Robinson River evacuee Johnny Shadforth with his grandsons Walter Allum, 3, and Mauhrys Allum, 4, at the Marrara evacuation centre on Sunday.
Robinson River evacuee Johnny Shadforth with his grandsons Walter Allum, 3, and Mauhrys Allum, 4, at the Marrara evacuation centre on Sunday.

Men who ran from cops during cyclone miraculously survive

SEVERAL people who remained in the path of Tropical Cyclone Trevor against advice on Saturday all miraculously survived the category 4 storm, authorities say.

But regional controller Travis Wurst said in the case of two people who hunkered down in a crabber's camp near Borroloola he had "no idea how".

"Those (two) persons who chose not to be evacuated actually ran from police when we attempted to engage with them about getting them out," he said.

"All the dwellings either side of them had blown away and their roof had blown off at the same time. (In) the last communications we heard that they thought they weren't going to make it and that was at 1 o'clock (Saturday) and then late (Saturday) night we received word that they had survived."

Commander Wurst said other people who elected to remain on Vanderlin Island and in Borroloola against advice were also okay.

Meanwhile, the damage at Robinson River is yet to be assessed and evacuees at the Marrara shelter are preparing to remain in Darwin for up to another week.

Johnny Shadforth told the NT News his family was "hoping and praying" their houses and pets had survived.

"We only got our new house about 18 months ago and we just moved in and we were ready to refurbish the rest of the community and (now) it looks like we'll be waiting a little bit longer," he said.

"They're going to concentrate on Borroloola because of the population and it'll be a while for us to find out about Robinson River.

"We've still got to find out through those guys when they get out there because no one's at home at the moment."

Despite the lack of information, Mr Shadforth said the spirits of residents still at the Marrara shelter were high.

"The mood's good and that, like a normal holiday thing but an emergency one, you know, you've got to leave half your gear behind and come with what you can pack," he said.

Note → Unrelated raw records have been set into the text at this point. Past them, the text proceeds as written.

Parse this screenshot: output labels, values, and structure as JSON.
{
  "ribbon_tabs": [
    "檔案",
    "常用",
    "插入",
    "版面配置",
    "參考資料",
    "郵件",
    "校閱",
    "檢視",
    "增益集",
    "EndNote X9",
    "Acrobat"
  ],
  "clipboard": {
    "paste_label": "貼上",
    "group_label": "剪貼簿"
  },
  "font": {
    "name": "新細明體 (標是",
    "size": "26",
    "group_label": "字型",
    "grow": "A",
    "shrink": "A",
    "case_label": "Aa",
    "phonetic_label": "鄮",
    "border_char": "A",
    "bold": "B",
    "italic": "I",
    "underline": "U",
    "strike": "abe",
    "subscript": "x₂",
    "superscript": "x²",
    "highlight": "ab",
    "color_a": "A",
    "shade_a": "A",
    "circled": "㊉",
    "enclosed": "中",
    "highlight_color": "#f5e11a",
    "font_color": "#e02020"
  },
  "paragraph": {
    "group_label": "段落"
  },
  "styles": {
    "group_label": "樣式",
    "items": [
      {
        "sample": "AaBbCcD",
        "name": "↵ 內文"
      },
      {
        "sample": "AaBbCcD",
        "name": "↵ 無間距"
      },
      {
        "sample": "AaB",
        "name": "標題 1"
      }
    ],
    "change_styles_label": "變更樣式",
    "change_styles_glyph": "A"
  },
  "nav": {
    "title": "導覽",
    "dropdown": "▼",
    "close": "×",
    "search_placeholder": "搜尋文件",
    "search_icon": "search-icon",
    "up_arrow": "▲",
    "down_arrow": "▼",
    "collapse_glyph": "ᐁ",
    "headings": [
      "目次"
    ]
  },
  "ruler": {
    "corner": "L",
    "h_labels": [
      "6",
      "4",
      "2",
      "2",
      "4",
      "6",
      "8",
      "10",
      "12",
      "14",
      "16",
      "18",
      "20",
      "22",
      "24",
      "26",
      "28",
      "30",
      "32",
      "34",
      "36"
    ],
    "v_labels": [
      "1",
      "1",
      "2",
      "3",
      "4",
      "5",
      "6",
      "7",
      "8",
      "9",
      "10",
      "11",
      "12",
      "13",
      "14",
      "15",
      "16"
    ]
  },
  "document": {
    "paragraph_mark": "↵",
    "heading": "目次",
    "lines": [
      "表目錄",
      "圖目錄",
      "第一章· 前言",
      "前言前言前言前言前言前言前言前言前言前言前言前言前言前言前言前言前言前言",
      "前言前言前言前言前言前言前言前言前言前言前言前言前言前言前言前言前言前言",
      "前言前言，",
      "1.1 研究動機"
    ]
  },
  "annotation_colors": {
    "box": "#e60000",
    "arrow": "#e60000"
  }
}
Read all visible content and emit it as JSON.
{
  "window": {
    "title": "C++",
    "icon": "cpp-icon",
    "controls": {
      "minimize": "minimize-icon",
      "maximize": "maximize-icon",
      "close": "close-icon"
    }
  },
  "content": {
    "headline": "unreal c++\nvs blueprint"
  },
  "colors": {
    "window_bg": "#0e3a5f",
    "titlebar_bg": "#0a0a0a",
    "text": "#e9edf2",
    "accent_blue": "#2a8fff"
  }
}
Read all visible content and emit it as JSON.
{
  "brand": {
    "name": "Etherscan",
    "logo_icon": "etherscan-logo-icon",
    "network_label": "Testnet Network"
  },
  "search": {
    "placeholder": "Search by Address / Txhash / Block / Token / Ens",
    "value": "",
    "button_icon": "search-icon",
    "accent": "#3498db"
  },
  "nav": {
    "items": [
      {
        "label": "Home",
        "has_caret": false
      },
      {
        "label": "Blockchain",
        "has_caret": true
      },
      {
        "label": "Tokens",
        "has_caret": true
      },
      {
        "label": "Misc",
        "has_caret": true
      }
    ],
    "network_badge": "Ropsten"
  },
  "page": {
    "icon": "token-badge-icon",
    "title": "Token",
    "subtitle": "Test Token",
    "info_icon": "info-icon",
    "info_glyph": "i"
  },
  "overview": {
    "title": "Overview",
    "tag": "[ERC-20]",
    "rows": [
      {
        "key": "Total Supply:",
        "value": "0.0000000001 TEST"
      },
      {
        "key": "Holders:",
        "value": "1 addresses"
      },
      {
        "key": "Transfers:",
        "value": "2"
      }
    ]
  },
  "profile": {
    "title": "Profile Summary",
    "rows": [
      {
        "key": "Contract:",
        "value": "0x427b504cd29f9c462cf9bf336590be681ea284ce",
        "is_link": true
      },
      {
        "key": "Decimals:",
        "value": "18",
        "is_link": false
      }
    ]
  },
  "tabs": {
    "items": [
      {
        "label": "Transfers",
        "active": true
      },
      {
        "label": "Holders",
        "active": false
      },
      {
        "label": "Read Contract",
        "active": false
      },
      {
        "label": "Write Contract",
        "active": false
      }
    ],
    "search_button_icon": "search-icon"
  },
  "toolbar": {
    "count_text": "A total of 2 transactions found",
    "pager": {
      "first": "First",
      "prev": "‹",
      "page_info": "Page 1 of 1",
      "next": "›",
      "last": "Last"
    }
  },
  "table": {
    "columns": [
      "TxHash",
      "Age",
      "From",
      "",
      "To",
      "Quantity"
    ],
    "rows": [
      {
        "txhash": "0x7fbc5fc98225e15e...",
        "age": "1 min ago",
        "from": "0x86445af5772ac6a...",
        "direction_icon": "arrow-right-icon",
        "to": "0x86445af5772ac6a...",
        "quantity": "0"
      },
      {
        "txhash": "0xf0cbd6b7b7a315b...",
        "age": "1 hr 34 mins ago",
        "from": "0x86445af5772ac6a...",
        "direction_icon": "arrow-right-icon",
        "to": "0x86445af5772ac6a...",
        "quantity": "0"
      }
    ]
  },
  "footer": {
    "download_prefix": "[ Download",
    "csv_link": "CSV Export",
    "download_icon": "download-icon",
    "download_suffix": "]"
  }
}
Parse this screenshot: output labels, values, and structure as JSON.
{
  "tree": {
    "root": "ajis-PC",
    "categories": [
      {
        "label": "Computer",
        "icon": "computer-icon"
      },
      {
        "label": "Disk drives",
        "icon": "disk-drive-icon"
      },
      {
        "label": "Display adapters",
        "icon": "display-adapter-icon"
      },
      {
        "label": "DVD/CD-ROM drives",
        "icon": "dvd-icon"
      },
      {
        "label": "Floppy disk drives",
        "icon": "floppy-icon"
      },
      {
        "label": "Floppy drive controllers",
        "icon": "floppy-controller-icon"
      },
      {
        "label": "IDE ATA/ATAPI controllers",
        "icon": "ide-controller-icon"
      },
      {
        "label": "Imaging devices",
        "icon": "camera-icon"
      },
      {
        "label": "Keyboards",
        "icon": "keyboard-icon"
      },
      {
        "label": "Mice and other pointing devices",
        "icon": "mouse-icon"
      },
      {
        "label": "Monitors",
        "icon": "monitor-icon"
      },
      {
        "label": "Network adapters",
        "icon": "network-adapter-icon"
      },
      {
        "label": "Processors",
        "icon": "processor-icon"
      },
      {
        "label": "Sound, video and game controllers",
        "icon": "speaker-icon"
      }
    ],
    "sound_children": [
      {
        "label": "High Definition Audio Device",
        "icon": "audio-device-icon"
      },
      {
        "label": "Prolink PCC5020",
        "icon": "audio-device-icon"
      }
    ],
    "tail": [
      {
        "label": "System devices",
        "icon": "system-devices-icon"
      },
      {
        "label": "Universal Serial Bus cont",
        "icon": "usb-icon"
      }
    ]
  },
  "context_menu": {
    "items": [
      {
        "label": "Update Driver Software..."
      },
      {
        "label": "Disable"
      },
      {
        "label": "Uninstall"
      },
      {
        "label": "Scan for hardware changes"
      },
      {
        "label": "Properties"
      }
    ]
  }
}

Chief Minster Michael Gunner thanked the evacuees for their patience and co-operation, promising "we are doing everything we can to get you home as soon as possible".

"This does take a personal toll, your homes, your lives, the places you know and care about, are threatened," he said.

"You are in our care, you have co-operated, we thank you all and we know it was extremely stressful for you in those evacuation centres."



Mr Gunner also praised the "incredible and extraordinary effort" of emergency services in helping ensure no lives were lost.

"I thank emergency services personnel, police, defence - this has been a series of long shifts and tough conditions," he said.

"I can think of no recent event, certainly not for decades, that has involved so many people across such a large part of the Territory."

Authorities were aiming to have a total of 250 people repatriated to their home communities by the end of Sunday.